▸ About this task
Scan the material below for lines with the word "content" and reply with how many there are, nothing else.
━━━ Material shown
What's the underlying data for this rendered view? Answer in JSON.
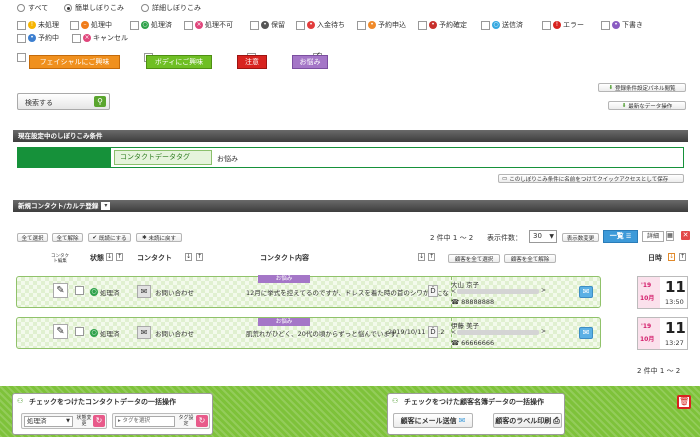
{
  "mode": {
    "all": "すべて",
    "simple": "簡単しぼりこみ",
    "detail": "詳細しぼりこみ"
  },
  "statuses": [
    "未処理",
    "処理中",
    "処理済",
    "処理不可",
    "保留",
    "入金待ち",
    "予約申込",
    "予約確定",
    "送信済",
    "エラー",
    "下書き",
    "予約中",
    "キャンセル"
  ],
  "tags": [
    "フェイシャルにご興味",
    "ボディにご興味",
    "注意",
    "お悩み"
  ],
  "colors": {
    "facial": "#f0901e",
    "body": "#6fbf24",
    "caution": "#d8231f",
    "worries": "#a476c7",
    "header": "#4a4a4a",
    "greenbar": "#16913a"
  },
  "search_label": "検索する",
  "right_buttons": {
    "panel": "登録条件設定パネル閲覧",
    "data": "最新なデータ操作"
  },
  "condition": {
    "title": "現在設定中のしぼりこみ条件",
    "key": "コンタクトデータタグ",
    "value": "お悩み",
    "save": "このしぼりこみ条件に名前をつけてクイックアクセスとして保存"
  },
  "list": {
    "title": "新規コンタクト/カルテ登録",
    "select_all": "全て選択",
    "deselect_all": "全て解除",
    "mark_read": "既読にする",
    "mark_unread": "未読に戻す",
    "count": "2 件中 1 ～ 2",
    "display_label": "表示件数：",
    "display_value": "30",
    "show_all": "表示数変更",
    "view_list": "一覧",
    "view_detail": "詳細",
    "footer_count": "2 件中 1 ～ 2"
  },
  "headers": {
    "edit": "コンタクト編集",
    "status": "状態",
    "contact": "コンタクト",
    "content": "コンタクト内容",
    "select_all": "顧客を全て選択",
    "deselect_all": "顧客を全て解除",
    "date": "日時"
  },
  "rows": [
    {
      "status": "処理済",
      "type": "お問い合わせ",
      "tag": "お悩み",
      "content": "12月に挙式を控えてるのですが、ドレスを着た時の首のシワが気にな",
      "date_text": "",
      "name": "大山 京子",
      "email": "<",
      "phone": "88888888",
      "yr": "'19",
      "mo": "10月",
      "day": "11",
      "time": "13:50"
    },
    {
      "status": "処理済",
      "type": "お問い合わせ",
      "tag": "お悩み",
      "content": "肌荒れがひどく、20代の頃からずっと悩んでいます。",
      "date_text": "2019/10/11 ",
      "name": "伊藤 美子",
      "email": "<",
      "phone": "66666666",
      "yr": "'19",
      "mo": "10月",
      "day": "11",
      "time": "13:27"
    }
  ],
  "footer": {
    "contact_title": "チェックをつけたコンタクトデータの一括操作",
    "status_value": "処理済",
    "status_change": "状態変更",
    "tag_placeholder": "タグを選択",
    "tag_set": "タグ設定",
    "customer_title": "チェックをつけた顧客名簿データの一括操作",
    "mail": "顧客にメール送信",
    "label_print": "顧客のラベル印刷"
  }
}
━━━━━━
▸ Answer to this exercise
3